[part 2] How will emerging technologies in 2020 and beyond impact the decisions learning leaders make about their teams? So whether that’s how we upskill for capabilities or develop our people to prepare for new roles – especially roles or new positions that haven’t existed before – what do we need to be thinking about emerging technology’s impact on our L&D teams? 

Learning Leader Q&A, 2019 Fredrickson Learning Summit | Minneapolis, MN

Which technologies? 

Artificial Intelligence (AI) is a good example to begin with, since AI-based solutions have maturity. Given as such, what skills and capabilities have already been deconstructed by AI to the point it matches or exceeds people in that capability? 

Think broader than just L&D.

Reflect on how AI has learned to mimic and extend the five human senses – sight, touch, hearing, taste and smell.

Let’s start with the first three – take a look around us – in what domains is Artificial Intelligence already being leveraged for sight, touch and sound?


AI can now see better than humans; we’re using it to read radiologic scans and tissue samples; inform legal research and documents; auto generate and write journalism pieces and news articles. 


AI-assisted tactile touch is now so sophisticated, its motor skills and finesse at manipulating physical objects are so refined, that many medical facilities use AI-mediated robots to perform delicate surgeries. 


AI can now, for some functions, hear and speak as well as humans. Consider our conversations with our smart speakers and smartphones, that both talk and listen. 

It’s AI and Natural Language Processing (NLP) on these devices, whether you’re talking about Siri, Cortana or Alexa. 

Consider our own behaviour – we’re talking to inanimate objects; inanimate objects that respond to us and take action on our behalf. 

It’s like that Disney movie starring Mickey Mouse in Fantasia – where objects come to life; where everything all around us, all these objects in our environment, suddenly interact with us – and us with them.

These objects are animated by AI, transforming them into smart devices and intelligent algorithms that we can use to augment or automate our work.

If we’re using these AI-based solutions in our personal and consumer lives, how might they be used in our professional practice? 

Historically, one instance of AI is applied to one function or one discrete task, where it performs that function – or mimics that human sense – exceptionally well. Now we’re starting to have integrated experiences, where AI uses multiple ‘senses’ to perform an activity or task.

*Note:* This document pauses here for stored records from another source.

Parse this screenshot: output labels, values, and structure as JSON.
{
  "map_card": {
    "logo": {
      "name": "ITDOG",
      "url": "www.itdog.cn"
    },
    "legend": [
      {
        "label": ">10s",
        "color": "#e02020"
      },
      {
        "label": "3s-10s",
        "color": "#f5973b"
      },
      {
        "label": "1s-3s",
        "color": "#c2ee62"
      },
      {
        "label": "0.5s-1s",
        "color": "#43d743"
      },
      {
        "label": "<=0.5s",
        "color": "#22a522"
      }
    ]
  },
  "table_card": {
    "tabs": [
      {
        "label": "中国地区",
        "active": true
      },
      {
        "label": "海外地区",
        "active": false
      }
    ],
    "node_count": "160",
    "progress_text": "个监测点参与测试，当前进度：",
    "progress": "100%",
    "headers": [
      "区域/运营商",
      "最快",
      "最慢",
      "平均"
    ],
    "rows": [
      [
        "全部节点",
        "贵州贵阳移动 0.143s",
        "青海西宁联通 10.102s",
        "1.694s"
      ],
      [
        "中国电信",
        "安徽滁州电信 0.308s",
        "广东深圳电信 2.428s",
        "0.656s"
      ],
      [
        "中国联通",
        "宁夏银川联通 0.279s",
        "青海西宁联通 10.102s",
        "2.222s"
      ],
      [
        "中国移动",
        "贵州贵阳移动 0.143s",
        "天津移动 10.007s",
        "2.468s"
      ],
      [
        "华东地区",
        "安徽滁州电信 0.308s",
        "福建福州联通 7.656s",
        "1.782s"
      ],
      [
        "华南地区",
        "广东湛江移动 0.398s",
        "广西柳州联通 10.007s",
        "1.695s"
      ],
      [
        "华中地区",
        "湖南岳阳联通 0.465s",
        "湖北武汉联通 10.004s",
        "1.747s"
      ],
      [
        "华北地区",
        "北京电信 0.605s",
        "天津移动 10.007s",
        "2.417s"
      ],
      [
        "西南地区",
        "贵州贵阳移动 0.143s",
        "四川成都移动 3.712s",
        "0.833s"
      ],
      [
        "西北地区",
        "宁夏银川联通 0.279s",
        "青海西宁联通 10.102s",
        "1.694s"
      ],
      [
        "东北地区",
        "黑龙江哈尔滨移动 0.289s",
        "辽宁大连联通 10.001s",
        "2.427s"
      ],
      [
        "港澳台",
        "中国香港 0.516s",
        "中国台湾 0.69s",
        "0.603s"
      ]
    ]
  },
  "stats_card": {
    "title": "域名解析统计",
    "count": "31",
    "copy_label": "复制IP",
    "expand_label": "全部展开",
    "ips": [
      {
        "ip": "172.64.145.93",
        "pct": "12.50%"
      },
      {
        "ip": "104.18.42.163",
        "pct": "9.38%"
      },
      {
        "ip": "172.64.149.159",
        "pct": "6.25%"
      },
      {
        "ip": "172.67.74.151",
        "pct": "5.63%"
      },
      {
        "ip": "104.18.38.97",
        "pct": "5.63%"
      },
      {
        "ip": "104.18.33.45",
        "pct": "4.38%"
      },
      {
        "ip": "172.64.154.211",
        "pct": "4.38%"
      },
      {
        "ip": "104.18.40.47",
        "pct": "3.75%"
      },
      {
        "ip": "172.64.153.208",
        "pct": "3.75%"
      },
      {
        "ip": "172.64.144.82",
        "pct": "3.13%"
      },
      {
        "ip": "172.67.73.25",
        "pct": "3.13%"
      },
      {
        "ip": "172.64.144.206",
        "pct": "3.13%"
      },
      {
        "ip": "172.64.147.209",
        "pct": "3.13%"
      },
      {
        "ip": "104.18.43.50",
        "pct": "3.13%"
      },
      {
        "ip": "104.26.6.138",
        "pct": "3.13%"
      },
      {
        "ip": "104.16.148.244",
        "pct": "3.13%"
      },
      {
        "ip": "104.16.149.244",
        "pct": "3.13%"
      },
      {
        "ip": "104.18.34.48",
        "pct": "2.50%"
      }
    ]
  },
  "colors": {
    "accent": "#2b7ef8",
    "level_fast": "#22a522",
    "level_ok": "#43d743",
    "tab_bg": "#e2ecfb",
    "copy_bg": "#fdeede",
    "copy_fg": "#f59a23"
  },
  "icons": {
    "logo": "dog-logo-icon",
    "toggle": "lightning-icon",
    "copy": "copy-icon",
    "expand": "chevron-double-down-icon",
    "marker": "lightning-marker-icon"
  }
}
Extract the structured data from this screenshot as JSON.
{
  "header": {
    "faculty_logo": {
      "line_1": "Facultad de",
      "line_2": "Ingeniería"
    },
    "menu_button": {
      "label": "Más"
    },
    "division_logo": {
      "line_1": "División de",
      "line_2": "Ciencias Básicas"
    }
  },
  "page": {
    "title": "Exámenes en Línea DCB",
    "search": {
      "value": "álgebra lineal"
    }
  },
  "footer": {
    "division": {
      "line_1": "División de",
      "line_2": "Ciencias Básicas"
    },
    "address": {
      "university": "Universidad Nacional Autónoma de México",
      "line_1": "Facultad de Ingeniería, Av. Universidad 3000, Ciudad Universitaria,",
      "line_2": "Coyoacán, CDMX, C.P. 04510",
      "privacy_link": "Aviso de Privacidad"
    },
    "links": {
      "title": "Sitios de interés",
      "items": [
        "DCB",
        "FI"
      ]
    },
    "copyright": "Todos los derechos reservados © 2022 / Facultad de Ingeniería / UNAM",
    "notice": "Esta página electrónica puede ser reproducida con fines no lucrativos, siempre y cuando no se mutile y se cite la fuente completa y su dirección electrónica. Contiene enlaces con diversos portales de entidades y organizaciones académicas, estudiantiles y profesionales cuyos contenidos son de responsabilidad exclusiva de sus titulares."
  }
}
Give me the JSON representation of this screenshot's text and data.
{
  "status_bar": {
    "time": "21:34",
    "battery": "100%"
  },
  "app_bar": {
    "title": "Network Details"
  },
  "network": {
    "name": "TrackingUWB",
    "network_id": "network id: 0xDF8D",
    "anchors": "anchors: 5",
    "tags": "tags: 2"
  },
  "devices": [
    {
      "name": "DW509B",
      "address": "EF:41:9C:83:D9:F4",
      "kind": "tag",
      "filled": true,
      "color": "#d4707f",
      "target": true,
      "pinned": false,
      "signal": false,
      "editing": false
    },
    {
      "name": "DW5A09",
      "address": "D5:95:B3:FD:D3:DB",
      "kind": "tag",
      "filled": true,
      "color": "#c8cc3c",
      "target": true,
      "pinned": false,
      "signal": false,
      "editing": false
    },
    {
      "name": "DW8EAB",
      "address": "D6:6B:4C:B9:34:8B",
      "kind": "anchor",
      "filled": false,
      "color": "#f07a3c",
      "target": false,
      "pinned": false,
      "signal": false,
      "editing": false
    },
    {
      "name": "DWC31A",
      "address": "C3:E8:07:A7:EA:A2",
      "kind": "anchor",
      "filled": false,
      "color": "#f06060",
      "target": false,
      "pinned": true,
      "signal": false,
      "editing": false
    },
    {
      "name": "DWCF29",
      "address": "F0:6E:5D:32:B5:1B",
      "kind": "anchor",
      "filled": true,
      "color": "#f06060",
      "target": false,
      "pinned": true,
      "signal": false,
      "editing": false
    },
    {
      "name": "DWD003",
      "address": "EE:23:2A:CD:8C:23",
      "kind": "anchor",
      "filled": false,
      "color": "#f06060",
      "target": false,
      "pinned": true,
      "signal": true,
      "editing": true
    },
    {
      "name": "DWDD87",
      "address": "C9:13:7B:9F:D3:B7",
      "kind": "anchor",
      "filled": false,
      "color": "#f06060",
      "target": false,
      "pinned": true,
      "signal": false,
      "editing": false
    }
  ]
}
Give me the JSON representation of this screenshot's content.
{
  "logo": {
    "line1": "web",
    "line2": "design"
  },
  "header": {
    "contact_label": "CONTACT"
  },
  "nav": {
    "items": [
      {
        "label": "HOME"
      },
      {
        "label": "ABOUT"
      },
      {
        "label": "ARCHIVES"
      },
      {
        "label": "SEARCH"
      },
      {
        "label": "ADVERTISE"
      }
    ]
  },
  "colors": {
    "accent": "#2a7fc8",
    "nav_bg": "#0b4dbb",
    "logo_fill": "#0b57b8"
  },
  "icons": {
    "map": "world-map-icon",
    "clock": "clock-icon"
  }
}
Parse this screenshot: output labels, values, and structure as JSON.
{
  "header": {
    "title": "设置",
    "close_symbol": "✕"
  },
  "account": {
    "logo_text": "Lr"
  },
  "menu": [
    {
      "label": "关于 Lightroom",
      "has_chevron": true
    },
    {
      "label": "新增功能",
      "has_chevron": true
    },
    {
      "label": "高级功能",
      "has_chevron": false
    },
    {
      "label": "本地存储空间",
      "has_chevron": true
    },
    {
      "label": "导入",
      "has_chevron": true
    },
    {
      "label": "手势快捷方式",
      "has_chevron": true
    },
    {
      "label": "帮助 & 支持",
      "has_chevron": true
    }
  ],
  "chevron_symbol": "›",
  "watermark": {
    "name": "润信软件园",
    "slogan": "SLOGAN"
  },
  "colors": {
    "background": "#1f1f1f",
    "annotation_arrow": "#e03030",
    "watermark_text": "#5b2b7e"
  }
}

So what does that mean to us, as learning leaders, and to our teams within an organization? 

What does that mean to roles, is it going to create additional jobs? 

Does that mean there’s going to introduce new roles to the team? 

Does that also mean that it’s a threat, that there are possibilities that it’s going to not only disrupt us but deconstruct us? 

How does AI automation already take some tasks and activities from us, ones we’re deeply familiar and associated with, that we enjoy performing as a means for making a living?

Quite frankly, if AI already has the capability to perform many of our tasks and activities, then disruption is not a matter of if, it’s a matter of when

So list them.. Which routine L&D tasks require vision, sight, reading, listening, speaking – even touch?

How Might Artificial Intelligence Augment Instructional Design?

As one example, let’s deconstruct instructional design. 

There are AI solutions available that can read and analyze content faster than we can.

How might AI, then, augment how your instructional designers:

  • collaborate with subject matter experts;
  • perform content reviews; 
  • discover content gaps;
  • uncover alignment and assessment gaps; 
  • use data to determine, inform, design and shape the solution(s);
  • Identify opportunities for improvement;
  • measure progress;
  • evaluate success?

How might AI augmentation and automation applied to the  instructional design process accelerate output, reduce costs and improve outcomes?

That’s just one technology (AI), and one L&D area of expertise (instructional design) to serve as one example – there are many, many others.

Beyond AI – Additional Emerging Technologies to Keep Pace with Business

When it comes to other emerging technologies, like Blockchain, 5G, Internet of Things, data analytics, chatbots, conversational queries, voice interfaces, etc – think of them as layers over the same enterprise architecture that’s going to extend and enhance the tech stack and our organization’s superpowers. 

Keeping up with these emerging and maturing technologies is part of what’s required to keep pace with the business.